* _YOUR TASK_:
Give back each entry unchanged, minus pictures.

+-------+

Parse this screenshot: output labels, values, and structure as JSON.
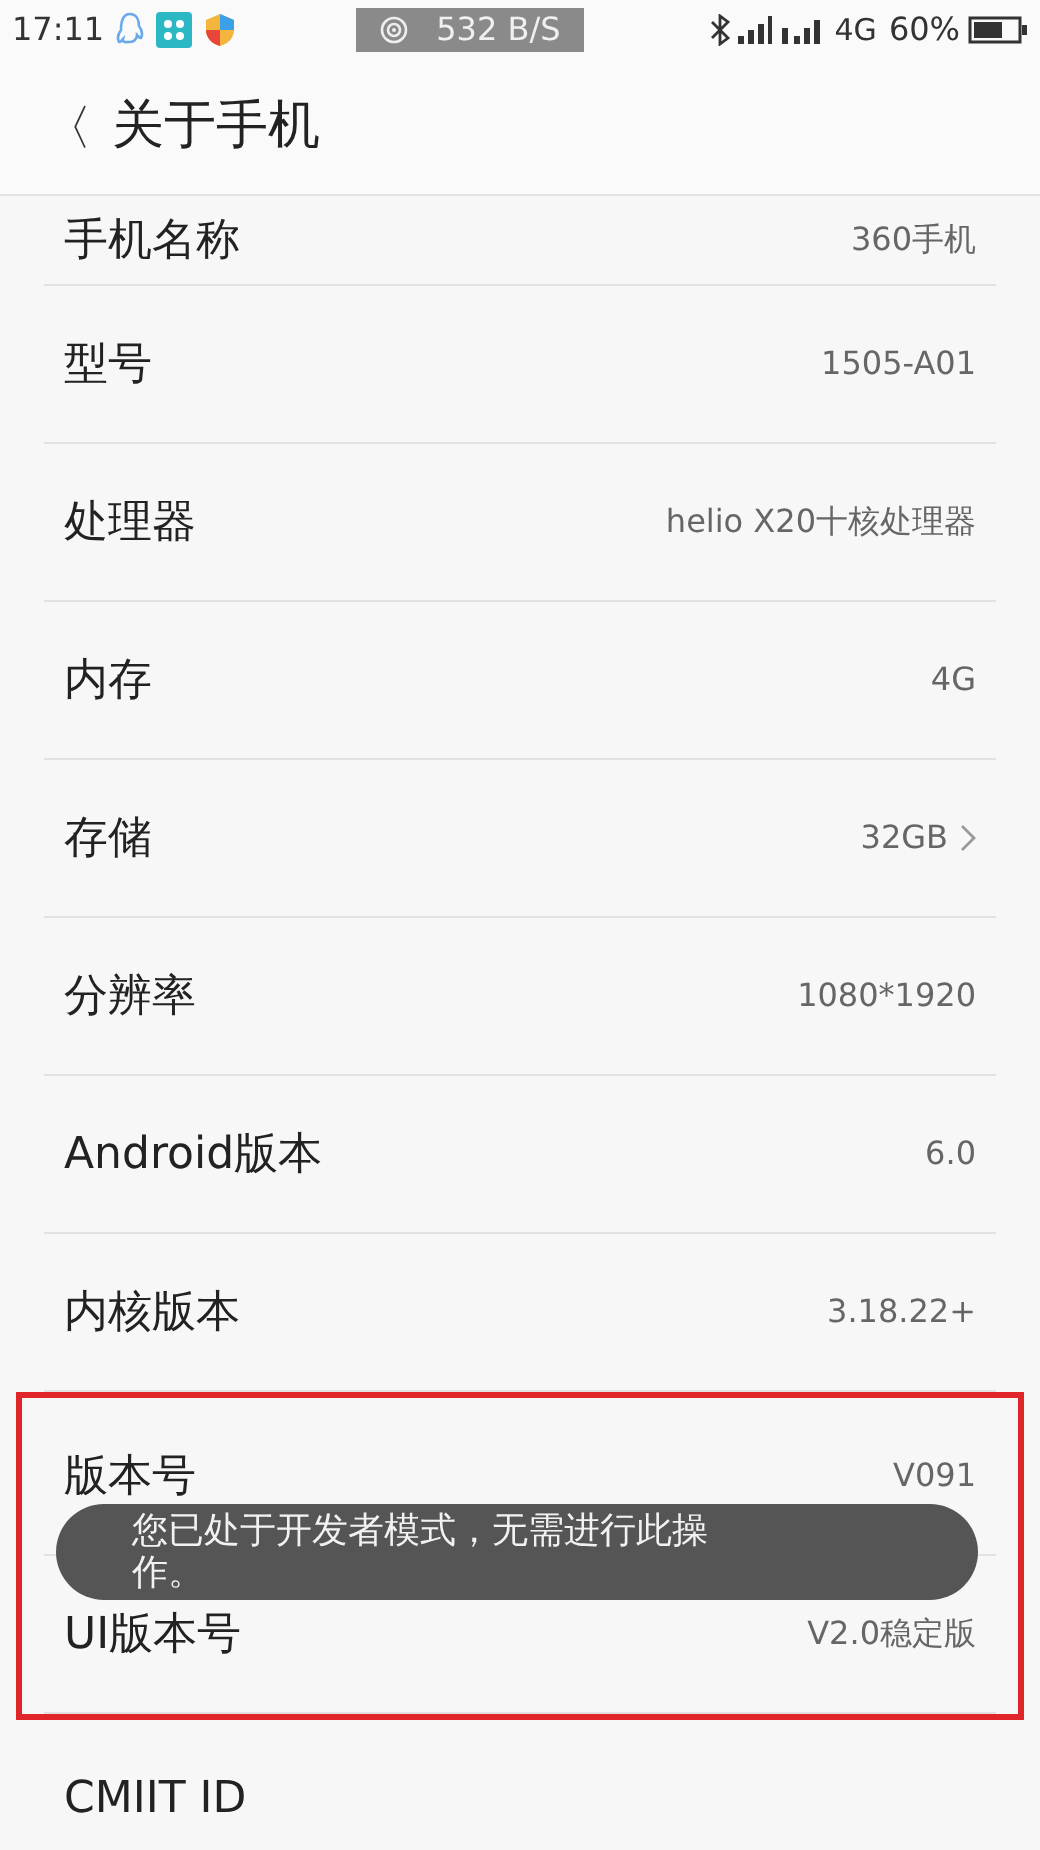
{
  "status_bar": {
    "time": "17:11",
    "net_speed": "532 B/S",
    "network": "4G",
    "battery": "60%"
  },
  "header": {
    "back": "〈",
    "title": "关于手机"
  },
  "rows": [
    {
      "label": "手机名称",
      "value": "360手机",
      "chevron": false,
      "highlighted": false
    },
    {
      "label": "型号",
      "value": "1505-A01",
      "chevron": false,
      "highlighted": false
    },
    {
      "label": "处理器",
      "value": "helio X20十核处理器",
      "chevron": false,
      "highlighted": false
    },
    {
      "label": "内存",
      "value": "4G",
      "chevron": false,
      "highlighted": false
    },
    {
      "label": "存储",
      "value": "32GB",
      "chevron": true,
      "highlighted": false
    },
    {
      "label": "分辨率",
      "value": "1080*1920",
      "chevron": false,
      "highlighted": false
    },
    {
      "label": "Android版本",
      "value": "6.0",
      "chevron": false,
      "highlighted": false
    },
    {
      "label": "内核版本",
      "value": "3.18.22+",
      "chevron": false,
      "highlighted": false
    },
    {
      "label": "版本号",
      "value": "V091",
      "chevron": false,
      "highlighted": true
    },
    {
      "label": "UI版本号",
      "value": "V2.0稳定版",
      "chevron": false,
      "highlighted": true
    },
    {
      "label": "CMIIT ID",
      "chevron": false,
      "highlighted": false
    }
  ],
  "toast": {
    "text": "您已处于开发者模式，无需进行此操作。"
  }
}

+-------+

* _EXERCISE RESPONSE_:
Parse this screenshot: output labels, values, and structure as JSON.
{
  "status_bar": {
    "time": "17:11",
    "net_speed": "532 B/S",
    "network": "4G",
    "battery": "60%"
  },
  "header": {
    "back": "〈",
    "title": "关于手机"
  },
  "rows": [
    {
      "label": "手机名称",
      "value": "360手机",
      "chevron": false,
      "highlighted": false
    },
    {
      "label": "型号",
      "value": "1505-A01",
      "chevron": false,
      "highlighted": false
    },
    {
      "label": "处理器",
      "value": "helio X20十核处理器",
      "chevron": false,
      "highlighted": false
    },
    {
      "label": "内存",
      "value": "4G",
      "chevron": false,
      "highlighted": false
    },
    {
      "label": "存储",
      "value": "32GB",
      "chevron": true,
      "highlighted": false
    },
    {
      "label": "分辨率",
      "value": "1080*1920",
      "chevron": false,
      "highlighted": false
    },
    {
      "label": "Android版本",
      "value": "6.0",
      "chevron": false,
      "highlighted": false
    },
    {
      "label": "内核版本",
      "value": "3.18.22+",
      "chevron": false,
      "highlighted": false
    },
    {
      "label": "版本号",
      "value": "V091",
      "chevron": false,
      "highlighted": true
    },
    {
      "label": "UI版本号",
      "value": "V2.0稳定版",
      "chevron": false,
      "highlighted": true
    },
    {
      "label": "CMIIT ID",
      "chevron": false,
      "highlighted": false
    }
  ],
  "toast": {
    "text": "您已处于开发者模式，无需进行此操作。"
  }
}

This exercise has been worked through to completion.